--- DATASET CONTENT ---
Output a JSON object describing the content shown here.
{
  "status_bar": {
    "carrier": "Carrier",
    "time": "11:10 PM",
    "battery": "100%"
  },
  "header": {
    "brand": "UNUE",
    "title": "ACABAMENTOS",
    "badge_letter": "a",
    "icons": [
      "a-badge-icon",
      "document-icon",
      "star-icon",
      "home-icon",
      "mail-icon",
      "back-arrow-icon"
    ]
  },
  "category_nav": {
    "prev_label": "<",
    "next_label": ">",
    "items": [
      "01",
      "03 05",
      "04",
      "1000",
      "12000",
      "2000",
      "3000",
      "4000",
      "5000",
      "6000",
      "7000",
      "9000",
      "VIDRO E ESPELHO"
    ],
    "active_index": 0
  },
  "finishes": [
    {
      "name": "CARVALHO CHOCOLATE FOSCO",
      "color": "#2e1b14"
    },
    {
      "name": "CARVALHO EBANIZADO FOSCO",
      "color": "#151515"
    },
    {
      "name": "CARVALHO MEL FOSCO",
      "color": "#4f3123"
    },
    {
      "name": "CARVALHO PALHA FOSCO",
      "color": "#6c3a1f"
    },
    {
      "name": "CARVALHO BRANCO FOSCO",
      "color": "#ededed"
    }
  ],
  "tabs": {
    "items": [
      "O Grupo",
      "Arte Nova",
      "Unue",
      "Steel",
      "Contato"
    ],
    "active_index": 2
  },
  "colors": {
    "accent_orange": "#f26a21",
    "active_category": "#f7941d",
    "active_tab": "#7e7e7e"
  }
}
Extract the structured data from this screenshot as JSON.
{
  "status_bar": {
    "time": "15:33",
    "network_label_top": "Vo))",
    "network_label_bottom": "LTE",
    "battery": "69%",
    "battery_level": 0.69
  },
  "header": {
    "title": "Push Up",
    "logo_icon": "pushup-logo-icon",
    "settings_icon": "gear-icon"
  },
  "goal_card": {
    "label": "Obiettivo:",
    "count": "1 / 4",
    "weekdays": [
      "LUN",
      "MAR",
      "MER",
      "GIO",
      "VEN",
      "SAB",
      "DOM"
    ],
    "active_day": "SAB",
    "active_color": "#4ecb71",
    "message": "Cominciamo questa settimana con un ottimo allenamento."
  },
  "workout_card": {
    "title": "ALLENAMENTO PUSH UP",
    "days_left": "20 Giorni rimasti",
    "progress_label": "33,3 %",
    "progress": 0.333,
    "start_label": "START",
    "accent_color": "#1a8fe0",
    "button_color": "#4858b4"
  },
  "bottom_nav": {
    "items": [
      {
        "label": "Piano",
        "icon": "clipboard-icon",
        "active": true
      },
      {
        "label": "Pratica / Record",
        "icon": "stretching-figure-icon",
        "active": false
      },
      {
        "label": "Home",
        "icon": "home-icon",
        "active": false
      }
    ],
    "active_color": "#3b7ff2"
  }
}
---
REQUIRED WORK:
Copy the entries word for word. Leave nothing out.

WRITTEN ANSWER:
Output a JSON object describing the content shown here.
{
  "status_bar": {
    "carrier": "Carrier",
    "time": "11:10 PM",
    "battery": "100%"
  },
  "header": {
    "brand": "UNUE",
    "title": "ACABAMENTOS",
    "badge_letter": "a",
    "icons": [
      "a-badge-icon",
      "document-icon",
      "star-icon",
      "home-icon",
      "mail-icon",
      "back-arrow-icon"
    ]
  },
  "category_nav": {
    "prev_label": "<",
    "next_label": ">",
    "items": [
      "01",
      "03 05",
      "04",
      "1000",
      "12000",
      "2000",
      "3000",
      "4000",
      "5000",
      "6000",
      "7000",
      "9000",
      "VIDRO E ESPELHO"
    ],
    "active_index": 0
  },
  "finishes": [
    {
      "name": "CARVALHO CHOCOLATE FOSCO",
      "color": "#2e1b14"
    },
    {
      "name": "CARVALHO EBANIZADO FOSCO",
      "color": "#151515"
    },
    {
      "name": "CARVALHO MEL FOSCO",
      "color": "#4f3123"
    },
    {
      "name": "CARVALHO PALHA FOSCO",
      "color": "#6c3a1f"
    },
    {
      "name": "CARVALHO BRANCO FOSCO",
      "color": "#ededed"
    }
  ],
  "tabs": {
    "items": [
      "O Grupo",
      "Arte Nova",
      "Unue",
      "Steel",
      "Contato"
    ],
    "active_index": 2
  },
  "colors": {
    "accent_orange": "#f26a21",
    "active_category": "#f7941d",
    "active_tab": "#7e7e7e"
  }
}
Extract the structured data from this screenshot as JSON.
{
  "status_bar": {
    "time": "15:33",
    "network_label_top": "Vo))",
    "network_label_bottom": "LTE",
    "battery": "69%",
    "battery_level": 0.69
  },
  "header": {
    "title": "Push Up",
    "logo_icon": "pushup-logo-icon",
    "settings_icon": "gear-icon"
  },
  "goal_card": {
    "label": "Obiettivo:",
    "count": "1 / 4",
    "weekdays": [
      "LUN",
      "MAR",
      "MER",
      "GIO",
      "VEN",
      "SAB",
      "DOM"
    ],
    "active_day": "SAB",
    "active_color": "#4ecb71",
    "message": "Cominciamo questa settimana con un ottimo allenamento."
  },
  "workout_card": {
    "title": "ALLENAMENTO PUSH UP",
    "days_left": "20 Giorni rimasti",
    "progress_label": "33,3 %",
    "progress": 0.333,
    "start_label": "START",
    "accent_color": "#1a8fe0",
    "button_color": "#4858b4"
  },
  "bottom_nav": {
    "items": [
      {
        "label": "Piano",
        "icon": "clipboard-icon",
        "active": true
      },
      {
        "label": "Pratica / Record",
        "icon": "stretching-figure-icon",
        "active": false
      },
      {
        "label": "Home",
        "icon": "home-icon",
        "active": false
      }
    ],
    "active_color": "#3b7ff2"
  }
}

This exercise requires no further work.